Saturday 12 December 2015

Testing MiHsC in Dwarf Galaxies

The best test of MiHsC is to find circumstances where it is likely to appear - that is, in systems in the deep of space with very low accelerations. I've recently been looking into some ideal candidates: Milky Way dwarf spheroidal galaxies. The Milky Way has lots of these tiny systems orbiting around it and some of them are so wispy that they should show up MiHsC, and they do. The plot below shows the five wispiest cases I could find that also have observations of their stars' orbital velocity. In the figure the x-axis shows the visible mass of the system (in Solar masses) and the y-axis (black squares) shows the velocity (km/s), for the dwarfs Segue-1, Triangulum-II, Bootes, Coma Berenices and Ursa Major 2. The error bars (uncertainties) are also shown.

The first thing that can be done is to calculate the maximum orbital speed that Newton would allow without the systems becoming gravitational unbound given their visible mass (general relativity predicts similarly). These maximum Newtonian velocities are shown with crosses and are much smaller than the stars' observed speed which implies that the dwarfs should explode centrifugally (inertially) because of the inability of their visible mass to bind them gravitationally. However, they look bound. Dark matter enthusiasts will no doubt say "Just add dark matter", but in the case of Segue and Triangulum-II you have to add 2600 and 3600 times as much dark matter as the visible matter, which makes the dark matter hypothesis look ridiculous.

Another possibility is to use MoND, Milgrom's empirical formula that modifies gravity or inertia, and the results of that are shown in the Figure by the triangles. MoND uses an adjustable parameter a0 of 1.8x10^-10 m/s^2 and also predicts too low a maximum velocity: outside the uncertainties in the observed velocities in all but one case: Coma Berenices, but it is much better than Newton, or 'naked' GR.

Finally, the predicted maximum velocity of MiHsC is shown by the diamonds (using the same method I used for full scale galaxies in the reference below). MiHsC is the closest to the observations and agrees, given the error bars, with all but one of the observations (Triangulum 2). It certainly performs the best, which is impressive given that, unlike dark matter and MoND it has no adjustability. My goal now is to emulate Gandalf and collect a few more dwarfs, the lighter the better.


McCulloch, M.E., 2012. Testing quantised inertia on galactic scales. A&SS, 342, 2, 575-578.  Preprint

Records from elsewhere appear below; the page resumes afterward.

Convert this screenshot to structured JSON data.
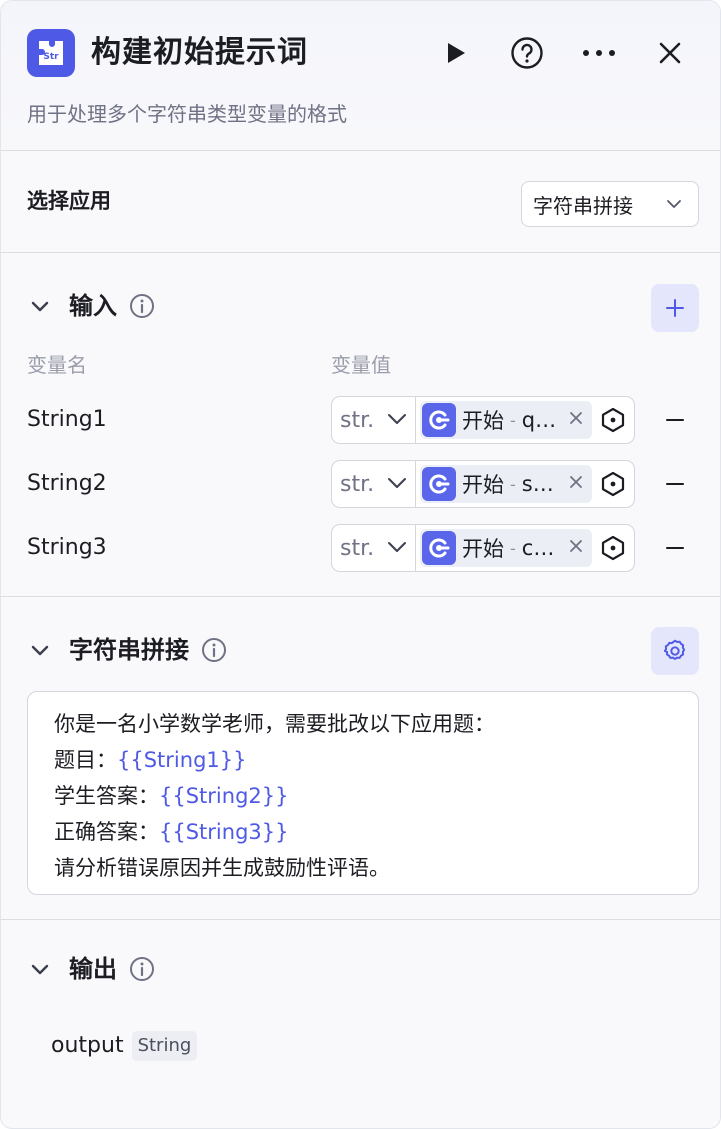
{
  "header": {
    "title": "构建初始提示词",
    "icon_text": "Str",
    "subtitle": "用于处理多个字符串类型变量的格式",
    "actions": [
      "play-icon",
      "help-icon",
      "more-icon",
      "close-icon"
    ]
  },
  "select_app": {
    "label": "选择应用",
    "value": "字符串拼接"
  },
  "input_section": {
    "title": "输入",
    "columns": {
      "name": "变量名",
      "value": "变量值"
    },
    "rows": [
      {
        "name": "String1",
        "type": "str.",
        "node": "开始",
        "sep": "-",
        "var": "q…"
      },
      {
        "name": "String2",
        "type": "str.",
        "node": "开始",
        "sep": "-",
        "var": "s…"
      },
      {
        "name": "String3",
        "type": "str.",
        "node": "开始",
        "sep": "-",
        "var": "c…"
      }
    ]
  },
  "concat_section": {
    "title": "字符串拼接",
    "lines": [
      {
        "text": "你是一名小学数学老师，需要批改以下应用题：",
        "var": ""
      },
      {
        "text": "题目：",
        "var": "{{String1}}"
      },
      {
        "text": "学生答案：",
        "var": "{{String2}}"
      },
      {
        "text": "正确答案：",
        "var": "{{String3}}"
      },
      {
        "text": "请分析错误原因并生成鼓励性评语。",
        "var": ""
      }
    ]
  },
  "output_section": {
    "title": "输出",
    "name": "output",
    "type": "String"
  },
  "colors": {
    "accent": "#4e5ae6",
    "accent_light": "#e4e6fb",
    "border": "#d4d6de",
    "muted": "#9a9dab"
  }
}
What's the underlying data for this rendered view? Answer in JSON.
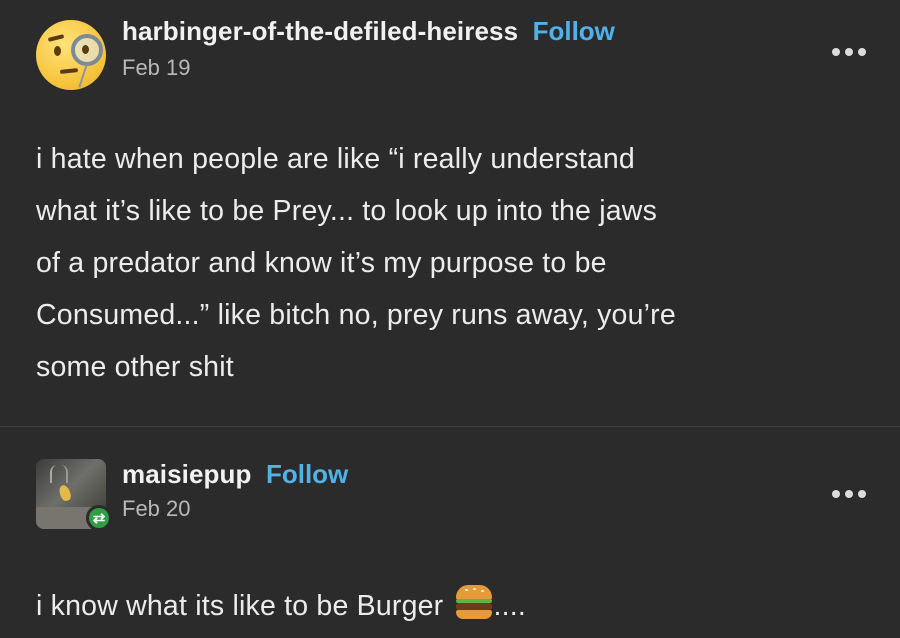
{
  "posts": [
    {
      "username": "harbinger-of-the-defiled-heiress",
      "follow_label": "Follow",
      "date": "Feb 19",
      "avatar_icon": "monocle-face-emoji-icon",
      "body": "i hate when people are like “i really understand\nwhat it’s like to be Prey... to look up into the jaws\nof a predator and know it’s my purpose to be\nConsumed...” like bitch no, prey runs away, you’re\nsome other shit"
    },
    {
      "username": "maisiepup",
      "follow_label": "Follow",
      "date": "Feb 20",
      "avatar_icon": "photo-avatar",
      "badge_icon": "reblog-icon",
      "body_before_emoji": "i know what its like to be Burger ",
      "body_emoji": "hamburger-emoji-icon",
      "body_after_emoji": "...."
    }
  ],
  "colors": {
    "background": "#2b2b2c",
    "follow_link": "#4fb2e8",
    "text": "#ececec",
    "date": "#b9b9b9",
    "reblog_badge": "#2f9e44"
  }
}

Czeko said...

Paper submitted?

Mike McCulloch said...

Yes, submitted.

ZeroIsEverything said...

Nobel prize incoming.. ?

Mike McCulloch said...

At the moment I'd be happy with a few citations :)